(Materials provided):

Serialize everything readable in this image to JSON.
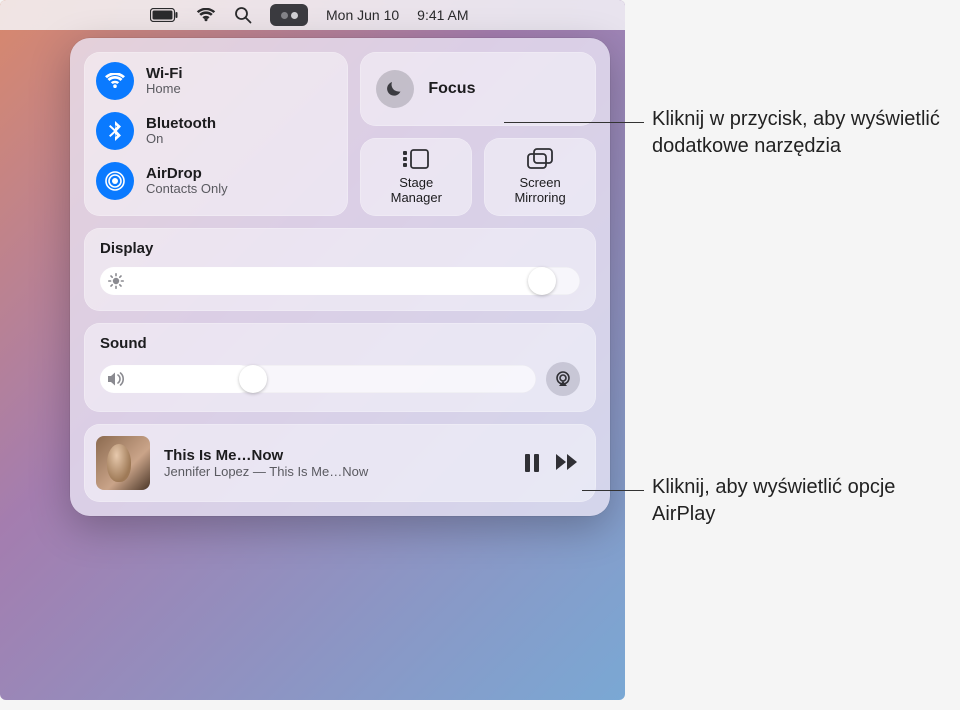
{
  "menubar": {
    "date": "Mon Jun 10",
    "time": "9:41 AM"
  },
  "connectivity": {
    "wifi": {
      "title": "Wi-Fi",
      "subtitle": "Home"
    },
    "bluetooth": {
      "title": "Bluetooth",
      "subtitle": "On"
    },
    "airdrop": {
      "title": "AirDrop",
      "subtitle": "Contacts Only"
    }
  },
  "focus": {
    "label": "Focus"
  },
  "tiles": {
    "stage_manager": {
      "line1": "Stage",
      "line2": "Manager"
    },
    "screen_mirror": {
      "line1": "Screen",
      "line2": "Mirroring"
    }
  },
  "display": {
    "title": "Display",
    "value_pct": 95
  },
  "sound": {
    "title": "Sound",
    "value_pct": 35
  },
  "now_playing": {
    "title": "This Is Me…Now",
    "subtitle": "Jennifer Lopez — This Is Me…Now"
  },
  "callouts": {
    "focus": "Kliknij w przycisk, aby wyświetlić dodatkowe narzędzia",
    "airplay": "Kliknij, aby wyświetlić opcje AirPlay"
  }
}
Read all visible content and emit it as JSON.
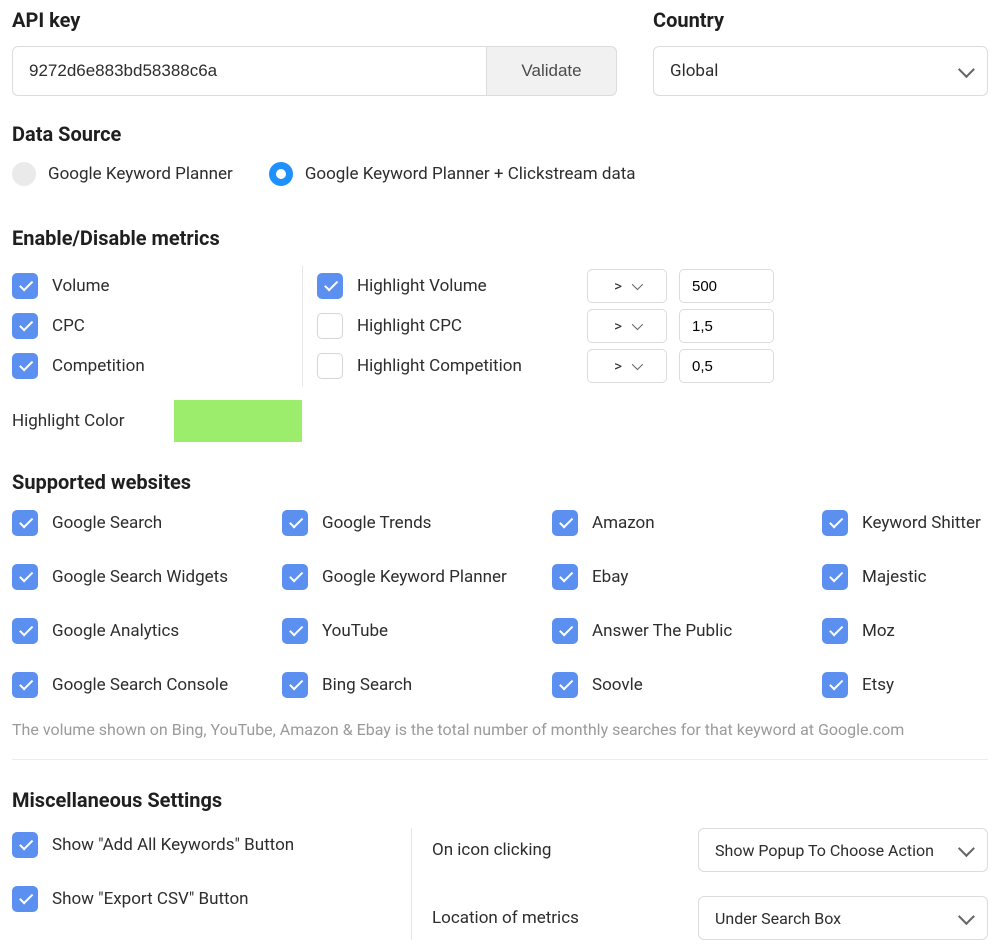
{
  "apiKey": {
    "label": "API key",
    "value": "9272d6e883bd58388c6a",
    "validateLabel": "Validate"
  },
  "country": {
    "label": "Country",
    "selected": "Global"
  },
  "dataSource": {
    "label": "Data Source",
    "options": [
      {
        "label": "Google Keyword Planner",
        "selected": false
      },
      {
        "label": "Google Keyword Planner + Clickstream data",
        "selected": true
      }
    ]
  },
  "metrics": {
    "label": "Enable/Disable metrics",
    "items": [
      {
        "name": "Volume",
        "enabled": true
      },
      {
        "name": "CPC",
        "enabled": true
      },
      {
        "name": "Competition",
        "enabled": true
      }
    ],
    "highlights": [
      {
        "name": "Highlight Volume",
        "enabled": true,
        "op": ">",
        "value": "500"
      },
      {
        "name": "Highlight CPC",
        "enabled": false,
        "op": ">",
        "value": "1,5"
      },
      {
        "name": "Highlight Competition",
        "enabled": false,
        "op": ">",
        "value": "0,5"
      }
    ],
    "highlightColor": {
      "label": "Highlight Color",
      "value": "#9ced6b"
    }
  },
  "sites": {
    "label": "Supported websites",
    "grid": [
      [
        "Google Search",
        "Google Trends",
        "Amazon",
        "Keyword Shitter"
      ],
      [
        "Google Search Widgets",
        "Google Keyword Planner",
        "Ebay",
        "Majestic"
      ],
      [
        "Google Analytics",
        "YouTube",
        "Answer The Public",
        "Moz"
      ],
      [
        "Google Search Console",
        "Bing Search",
        "Soovle",
        "Etsy"
      ]
    ],
    "note": "The volume shown on Bing, YouTube, Amazon & Ebay is the total number of monthly searches for that keyword at Google.com"
  },
  "misc": {
    "label": "Miscellaneous Settings",
    "leftChecks": [
      "Show \"Add All Keywords\" Button",
      "Show \"Export CSV\" Button"
    ],
    "rightSelects": [
      {
        "label": "On icon clicking",
        "value": "Show Popup To Choose Action"
      },
      {
        "label": "Location of metrics",
        "value": "Under Search Box"
      }
    ]
  }
}
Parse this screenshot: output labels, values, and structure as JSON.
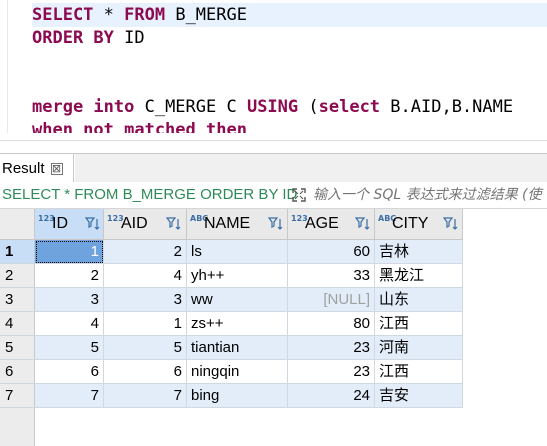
{
  "editor": {
    "line1": {
      "kw1": "SELECT",
      "text1": " * ",
      "kw2": "FROM",
      "text2": " B_MERGE"
    },
    "line2": {
      "kw1": "ORDER BY",
      "text1": " ID"
    },
    "line4": {
      "kw1": "merge into",
      "text1": " C_MERGE C ",
      "kw2": "USING",
      "text2": " (",
      "kw3": "select",
      "text3": " B.AID,B.NAME"
    },
    "line5": {
      "kw1": "when not matched then",
      "text1": ""
    }
  },
  "results": {
    "tab_label": "Result",
    "tab_close": "⊠",
    "query": "SELECT * FROM B_MERGE ORDER BY ID",
    "filter_placeholder": "输入一个 SQL 表达式来过滤结果 (使"
  },
  "grid": {
    "columns": [
      {
        "name": "ID",
        "type_badge": "123"
      },
      {
        "name": "AID",
        "type_badge": "123"
      },
      {
        "name": "NAME",
        "type_badge": "ABC"
      },
      {
        "name": "AGE",
        "type_badge": "123"
      },
      {
        "name": "CITY",
        "type_badge": "ABC"
      }
    ],
    "rows": [
      {
        "rownum": "1",
        "id": "1",
        "aid": "2",
        "name": "ls",
        "age": "60",
        "city": "吉林"
      },
      {
        "rownum": "2",
        "id": "2",
        "aid": "4",
        "name": "yh++",
        "age": "33",
        "city": "黑龙江"
      },
      {
        "rownum": "3",
        "id": "3",
        "aid": "3",
        "name": "ww",
        "age": "[NULL]",
        "city": "山东"
      },
      {
        "rownum": "4",
        "id": "4",
        "aid": "1",
        "name": "zs++",
        "age": "80",
        "city": "江西"
      },
      {
        "rownum": "5",
        "id": "5",
        "aid": "5",
        "name": "tiantian",
        "age": "23",
        "city": "河南"
      },
      {
        "rownum": "6",
        "id": "6",
        "aid": "6",
        "name": "ningqin",
        "age": "23",
        "city": "江西"
      },
      {
        "rownum": "7",
        "id": "7",
        "aid": "7",
        "name": "bing",
        "age": "24",
        "city": "吉安"
      }
    ]
  }
}
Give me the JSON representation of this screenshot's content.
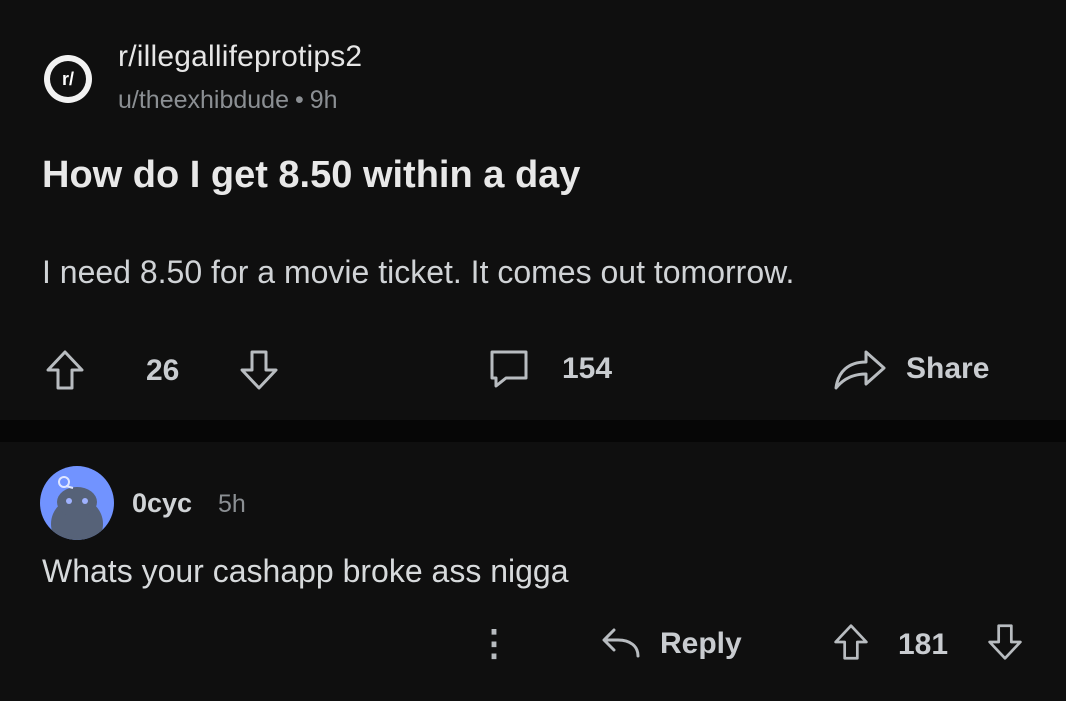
{
  "post": {
    "subreddit": "r/illegallifeprotips2",
    "subreddit_icon_text": "r/",
    "author": "u/theexhibdude",
    "separator": "•",
    "age": "9h",
    "title": "How do I get 8.50 within a day",
    "body": "I need 8.50 for a movie ticket.  It comes out tomorrow.",
    "votes": "26",
    "comments": "154",
    "share_label": "Share"
  },
  "comment": {
    "author": "0cyc",
    "age": "5h",
    "text": "Whats your cashapp broke ass nigga",
    "reply_label": "Reply",
    "votes": "181",
    "more_icon": "⋮"
  },
  "colors": {
    "background": "#0f0f0f",
    "separator": "#060606",
    "text": "#d7dadc",
    "muted": "#8b8f93",
    "avatar": "#7193ff"
  }
}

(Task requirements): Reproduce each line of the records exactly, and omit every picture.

(Output for this exercise):
Serialize everything readable in this image to JSON.
{
  "menubar": {
    "date": "Mon Jun 10",
    "time": "9:41 AM"
  },
  "connectivity": {
    "wifi": {
      "title": "Wi-Fi",
      "subtitle": "Home"
    },
    "bluetooth": {
      "title": "Bluetooth",
      "subtitle": "On"
    },
    "airdrop": {
      "title": "AirDrop",
      "subtitle": "Contacts Only"
    }
  },
  "focus": {
    "label": "Focus"
  },
  "tiles": {
    "stage_manager": {
      "line1": "Stage",
      "line2": "Manager"
    },
    "screen_mirror": {
      "line1": "Screen",
      "line2": "Mirroring"
    }
  },
  "display": {
    "title": "Display",
    "value_pct": 95
  },
  "sound": {
    "title": "Sound",
    "value_pct": 35
  },
  "now_playing": {
    "title": "This Is Me…Now",
    "subtitle": "Jennifer Lopez — This Is Me…Now"
  },
  "callouts": {
    "focus": "Kliknij w przycisk, aby wyświetlić dodatkowe narzędzia",
    "airplay": "Kliknij, aby wyświetlić opcje AirPlay"
  }
}
Read all visible content and emit it as JSON.
{
  "apiKey": {
    "label": "API key",
    "value": "9272d6e883bd58388c6a",
    "validateLabel": "Validate"
  },
  "country": {
    "label": "Country",
    "selected": "Global"
  },
  "dataSource": {
    "label": "Data Source",
    "options": [
      {
        "label": "Google Keyword Planner",
        "selected": false
      },
      {
        "label": "Google Keyword Planner + Clickstream data",
        "selected": true
      }
    ]
  },
  "metrics": {
    "label": "Enable/Disable metrics",
    "items": [
      {
        "name": "Volume",
        "enabled": true
      },
      {
        "name": "CPC",
        "enabled": true
      },
      {
        "name": "Competition",
        "enabled": true
      }
    ],
    "highlights": [
      {
        "name": "Highlight Volume",
        "enabled": true,
        "op": ">",
        "value": "500"
      },
      {
        "name": "Highlight CPC",
        "enabled": false,
        "op": ">",
        "value": "1,5"
      },
      {
        "name": "Highlight Competition",
        "enabled": false,
        "op": ">",
        "value": "0,5"
      }
    ],
    "highlightColor": {
      "label": "Highlight Color",
      "value": "#9ced6b"
    }
  },
  "sites": {
    "label": "Supported websites",
    "grid": [
      [
        "Google Search",
        "Google Trends",
        "Amazon",
        "Keyword Shitter"
      ],
      [
        "Google Search Widgets",
        "Google Keyword Planner",
        "Ebay",
        "Majestic"
      ],
      [
        "Google Analytics",
        "YouTube",
        "Answer The Public",
        "Moz"
      ],
      [
        "Google Search Console",
        "Bing Search",
        "Soovle",
        "Etsy"
      ]
    ],
    "note": "The volume shown on Bing, YouTube, Amazon & Ebay is the total number of monthly searches for that keyword at Google.com"
  },
  "misc": {
    "label": "Miscellaneous Settings",
    "leftChecks": [
      "Show \"Add All Keywords\" Button",
      "Show \"Export CSV\" Button"
    ],
    "rightSelects": [
      {
        "label": "On icon clicking",
        "value": "Show Popup To Choose Action"
      },
      {
        "label": "Location of metrics",
        "value": "Under Search Box"
      }
    ]
  }
}
Parse this screenshot: output labels, values, and structure as JSON.
{
  "editor": {
    "line1": {
      "kw1": "SELECT",
      "text1": " * ",
      "kw2": "FROM",
      "text2": " B_MERGE"
    },
    "line2": {
      "kw1": "ORDER BY",
      "text1": " ID"
    },
    "line4": {
      "kw1": "merge into",
      "text1": " C_MERGE C ",
      "kw2": "USING",
      "text2": " (",
      "kw3": "select",
      "text3": " B.AID,B.NAME"
    },
    "line5": {
      "kw1": "when not matched then",
      "text1": ""
    }
  },
  "results": {
    "tab_label": "Result",
    "tab_close": "⊠",
    "query": "SELECT * FROM B_MERGE ORDER BY ID",
    "filter_placeholder": "输入一个 SQL 表达式来过滤结果 (使"
  },
  "grid": {
    "columns": [
      {
        "name": "ID",
        "type_badge": "123"
      },
      {
        "name": "AID",
        "type_badge": "123"
      },
      {
        "name": "NAME",
        "type_badge": "ABC"
      },
      {
        "name": "AGE",
        "type_badge": "123"
      },
      {
        "name": "CITY",
        "type_badge": "ABC"
      }
    ],
    "rows": [
      {
        "rownum": "1",
        "id": "1",
        "aid": "2",
        "name": "ls",
        "age": "60",
        "city": "吉林"
      },
      {
        "rownum": "2",
        "id": "2",
        "aid": "4",
        "name": "yh++",
        "age": "33",
        "city": "黑龙江"
      },
      {
        "rownum": "3",
        "id": "3",
        "aid": "3",
        "name": "ww",
        "age": "[NULL]",
        "city": "山东"
      },
      {
        "rownum": "4",
        "id": "4",
        "aid": "1",
        "name": "zs++",
        "age": "80",
        "city": "江西"
      },
      {
        "rownum": "5",
        "id": "5",
        "aid": "5",
        "name": "tiantian",
        "age": "23",
        "city": "河南"
      },
      {
        "rownum": "6",
        "id": "6",
        "aid": "6",
        "name": "ningqin",
        "age": "23",
        "city": "江西"
      },
      {
        "rownum": "7",
        "id": "7",
        "aid": "7",
        "name": "bing",
        "age": "24",
        "city": "吉安"
      }
    ]
  }
}
Give me the JSON representation of this screenshot's content.
{
  "post": {
    "subreddit": "r/illegallifeprotips2",
    "subreddit_icon_text": "r/",
    "author": "u/theexhibdude",
    "separator": "•",
    "age": "9h",
    "title": "How do I get 8.50 within a day",
    "body": "I need 8.50 for a movie ticket.  It comes out tomorrow.",
    "votes": "26",
    "comments": "154",
    "share_label": "Share"
  },
  "comment": {
    "author": "0cyc",
    "age": "5h",
    "text": "Whats your cashapp broke ass nigga",
    "reply_label": "Reply",
    "votes": "181",
    "more_icon": "⋮"
  },
  "colors": {
    "background": "#0f0f0f",
    "separator": "#060606",
    "text": "#d7dadc",
    "muted": "#8b8f93",
    "avatar": "#7193ff"
  }
}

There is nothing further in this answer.